[Opening INPUT section]

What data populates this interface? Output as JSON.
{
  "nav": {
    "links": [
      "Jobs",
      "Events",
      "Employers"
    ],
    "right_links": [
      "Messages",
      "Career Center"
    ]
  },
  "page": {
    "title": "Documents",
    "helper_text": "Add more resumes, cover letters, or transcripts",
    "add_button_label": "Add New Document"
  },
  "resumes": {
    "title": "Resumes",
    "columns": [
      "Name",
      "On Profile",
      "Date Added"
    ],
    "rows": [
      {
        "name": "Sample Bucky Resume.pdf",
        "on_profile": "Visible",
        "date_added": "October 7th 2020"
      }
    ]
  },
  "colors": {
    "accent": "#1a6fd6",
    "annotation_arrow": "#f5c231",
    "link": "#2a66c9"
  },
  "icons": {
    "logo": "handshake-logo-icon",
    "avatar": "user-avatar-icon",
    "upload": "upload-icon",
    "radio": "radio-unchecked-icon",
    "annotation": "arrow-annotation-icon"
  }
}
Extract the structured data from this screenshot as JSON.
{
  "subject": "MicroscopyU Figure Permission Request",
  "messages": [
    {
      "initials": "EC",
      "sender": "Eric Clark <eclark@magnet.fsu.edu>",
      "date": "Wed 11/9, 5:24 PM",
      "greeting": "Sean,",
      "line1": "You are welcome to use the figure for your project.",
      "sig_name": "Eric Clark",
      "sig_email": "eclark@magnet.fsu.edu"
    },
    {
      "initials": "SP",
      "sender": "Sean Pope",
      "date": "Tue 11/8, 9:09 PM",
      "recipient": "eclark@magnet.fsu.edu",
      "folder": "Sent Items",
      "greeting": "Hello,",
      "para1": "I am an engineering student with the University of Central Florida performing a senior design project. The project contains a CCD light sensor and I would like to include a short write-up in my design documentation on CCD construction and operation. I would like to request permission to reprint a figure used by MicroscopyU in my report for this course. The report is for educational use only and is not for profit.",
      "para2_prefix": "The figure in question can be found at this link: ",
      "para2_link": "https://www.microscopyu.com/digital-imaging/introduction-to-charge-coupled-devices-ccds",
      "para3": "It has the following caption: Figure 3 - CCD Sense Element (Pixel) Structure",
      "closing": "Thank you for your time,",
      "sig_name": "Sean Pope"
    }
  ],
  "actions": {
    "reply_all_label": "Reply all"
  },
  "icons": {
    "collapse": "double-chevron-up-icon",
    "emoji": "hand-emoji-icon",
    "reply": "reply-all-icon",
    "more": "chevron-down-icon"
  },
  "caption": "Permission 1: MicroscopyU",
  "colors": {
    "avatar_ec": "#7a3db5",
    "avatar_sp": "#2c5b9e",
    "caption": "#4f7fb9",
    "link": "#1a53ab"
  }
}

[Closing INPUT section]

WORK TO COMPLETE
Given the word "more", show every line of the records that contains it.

RESPONSE
    "helper_text": "Add more resumes, cover letters, or transcripts",
    "more": "chevron-down-icon"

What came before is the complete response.